If they have them, they are required by law to keep them in order. If the problem persists, threaten to sue them.
so many comments, thank you everyone for the great response. The venue hunting goes well, but we still got two to see next week. You’ll be able to read all about it next month!
What an interesting read! I hope you find the right venue for you.
I really enjoyed this post as my fiancee is disabled and we’ve just been looking at a load of venues.
What a coincidence 😉 <3
Interesting post! When we were looking for our venue we were expecting 2 wheel chair users, one of whom had a full time carer and electric chair.
The Venues we had in the end did meet all of the criteria we had which were similar to yours unfortunately they’re not in central London otherwise I would recommend!
Sadly neither guest could make it in the end but I do think this is an important issue that a lot of people won’t think about as it just not on their experience radar, so well done for raising awareness
This is such a great post. I look forward to reading more from Nina – oh and many congratulations too (love your name by the way!) xx
my mum has MS and my grandmother arthritis so we had to look carefully at our venues.
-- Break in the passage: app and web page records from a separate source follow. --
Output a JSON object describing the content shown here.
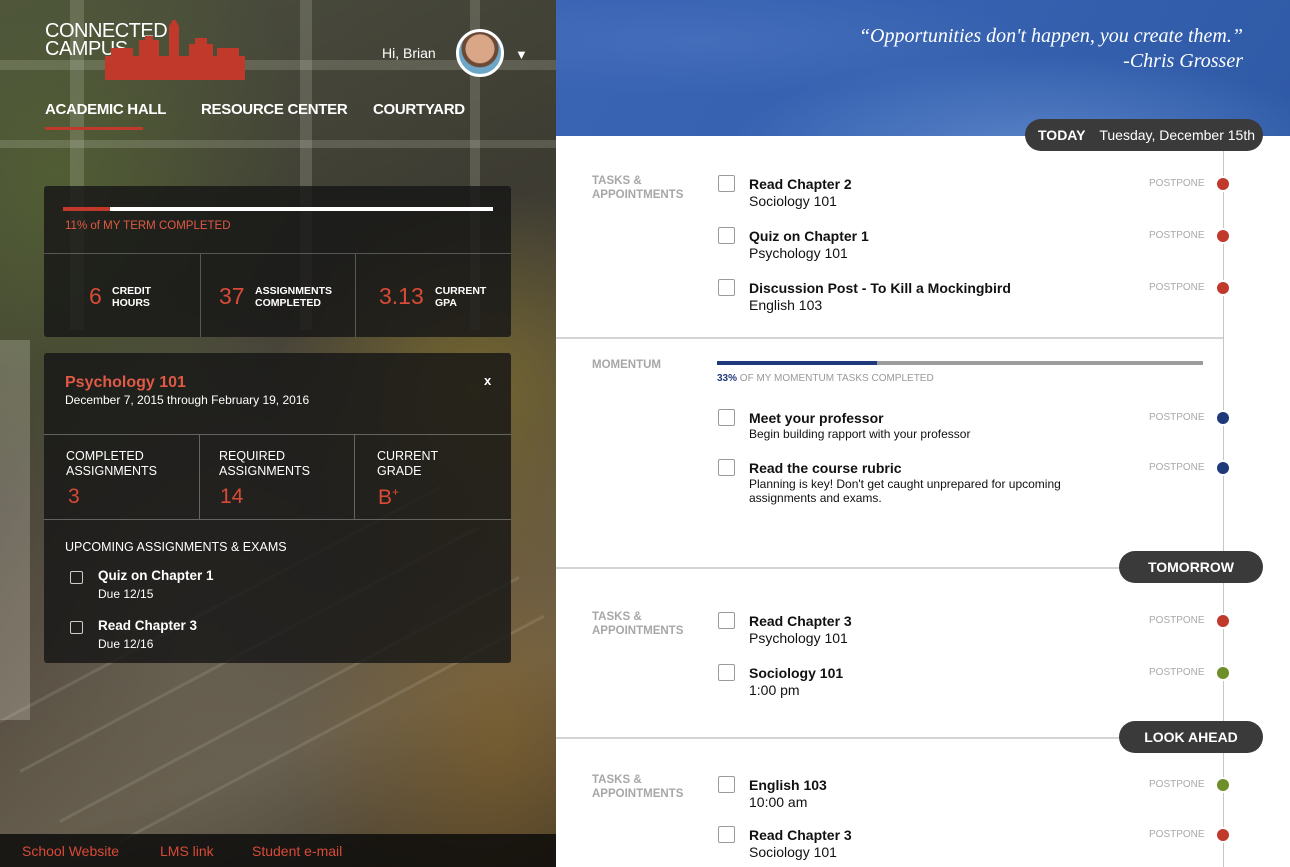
{
  "brand": {
    "line1": "CONNECTED",
    "line2": "CAMPUS"
  },
  "user": {
    "greeting": "Hi, Brian"
  },
  "nav": {
    "items": [
      "ACADEMIC HALL",
      "RESOURCE CENTER",
      "COURTYARD"
    ],
    "active": "ACADEMIC HALL"
  },
  "term": {
    "progress": 0.11,
    "progress_text": "11% of MY TERM COMPLETED",
    "stats": [
      {
        "value": "6",
        "label_line1": "CREDIT",
        "label_line2": "HOURS"
      },
      {
        "value": "37",
        "label_line1": "ASSIGNMENTS",
        "label_line2": "COMPLETED"
      },
      {
        "value": "3.13",
        "label_line1": "CURRENT",
        "label_line2": "GPA"
      }
    ]
  },
  "course": {
    "title": "Psychology 101",
    "dates": "December 7, 2015 through February 19, 2016",
    "close": "x",
    "stats": [
      {
        "label_line1": "COMPLETED",
        "label_line2": "ASSIGNMENTS",
        "value": "3"
      },
      {
        "label_line1": "REQUIRED",
        "label_line2": "ASSIGNMENTS",
        "value": "14"
      },
      {
        "label_line1": "CURRENT",
        "label_line2": "GRADE",
        "value": "B",
        "value_sup": "+"
      }
    ],
    "upcoming_title": "UPCOMING ASSIGNMENTS & EXAMS",
    "upcoming": [
      {
        "title": "Quiz on Chapter 1",
        "due": "Due 12/15"
      },
      {
        "title": "Read Chapter 3",
        "due": "Due 12/16"
      }
    ]
  },
  "footer": {
    "links": [
      "School Website",
      "LMS link",
      "Student e-mail"
    ]
  },
  "quote": {
    "text": "“Opportunities don't happen, you create them.”",
    "author": "-Chris Grosser"
  },
  "colors": {
    "red": "#c0392b",
    "navy": "#1f3a7a",
    "green": "#6e8e2a",
    "dark_pill": "#3a3a3a"
  },
  "timeline": {
    "today": {
      "label": "TODAY",
      "date": "Tuesday, December 15th"
    },
    "section_tasks_line1": "TASKS &",
    "section_tasks_line2": "APPOINTMENTS",
    "today_tasks": [
      {
        "title": "Read Chapter 2",
        "sub": "Sociology 101",
        "action": "POSTPONE",
        "dot": "red"
      },
      {
        "title": "Quiz on Chapter 1",
        "sub": "Psychology 101",
        "action": "POSTPONE",
        "dot": "red"
      },
      {
        "title": "Discussion Post - To Kill a Mockingbird",
        "sub": "English 103",
        "action": "POSTPONE",
        "dot": "red"
      }
    ],
    "momentum": {
      "label": "MOMENTUM",
      "progress": 0.33,
      "percent": "33%",
      "progress_text": "OF MY MOMENTUM TASKS COMPLETED",
      "tasks": [
        {
          "title": "Meet your professor",
          "desc": "Begin building rapport with your professor",
          "action": "POSTPONE",
          "dot": "navy"
        },
        {
          "title": "Read the course rubric",
          "desc": "Planning is key! Don't get caught unprepared for upcoming assignments and exams.",
          "action": "POSTPONE",
          "dot": "navy"
        }
      ]
    },
    "tomorrow": {
      "label": "TOMORROW"
    },
    "tomorrow_tasks": [
      {
        "title": "Read Chapter 3",
        "sub": "Psychology 101",
        "action": "POSTPONE",
        "dot": "red"
      },
      {
        "title": "Sociology 101",
        "sub": "1:00 pm",
        "action": "POSTPONE",
        "dot": "green"
      }
    ],
    "lookahead": {
      "label": "LOOK AHEAD"
    },
    "lookahead_tasks": [
      {
        "title": "English 103",
        "sub": "10:00 am",
        "action": "POSTPONE",
        "dot": "green"
      },
      {
        "title": "Read Chapter 3",
        "sub": "Sociology 101",
        "action": "POSTPONE",
        "dot": "red"
      }
    ]
  }
}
The worst we saw had ‘disabled access’ which required disabled persons to walk around the outside of the building and half the garden to get from one end of the function room to the other and walk to.another building to use the disabled loo! The venue manager couldn’t understand what the issue was as everything could be accessed without any steps. Some empathy wouldn’t go amiss sometimes. We got married at a public art gallery and reception at a village hall and both were perfect for our needs.
I was fairly unaware of the ‘real’ issues of having a disability until I started to work with a disability charity. It is a shame that awareness is often limited to those who have friends or family with disabilities or those that work/are involved directly in this area. As you point out, the attitude of some people who work in sectors where this should be a consideration high on their agenda is unacceptable. Some people have the belief that those with disabilities need to make the effort to be ‘normal’ when it is society that disables people, not disabilities. Perhaps you could begin a database of venues that are exemplars of equality and this could be contributed to by other brides who have experience of searching for such venues? Your list might be a good place to start to categorise the venues.
I will do one or two articles where I write about venues with good access. hopefully people from other areas will then comment and tell us which venues they found to have really good access – because obviously, I can’t visit venues all over the country myself, and even with the London ones we looked at and will look at, we excluded certain categories of venues (like hotels, for example, as we wanted to have the place for ourselves), so my database is rather small and specific. But I do hope that maybe some kind of collaborative effort will make such a list possible.
I can’t wait to read the rest of your posts. I’ve had mobility issues since birth and only started using a wheelchair a few months ago. Strangely enough, since going into the wheelchair full time I actually feel less disabled as I’m not struggling to walk around anymore and I don’t get as tired as a result. Since getting together with my boyfriend a year and a half ago and since using the chair I can actually picture myself getting married without having to worry about things such as walking down the aisle or the first dance.
I can’t wait to hear more about your wedding as your plans progress. Congratulations 🙂
I have always wondered why sinks and mirrors in most disabled toilets are ‘non disabled’ height. Ladies and Gents in wheelchairs wish to check their appearance too!
a friend of mine was once told by a venue this was because the venue assumes that ‘disabled people don’t like to look at themselves’. true story.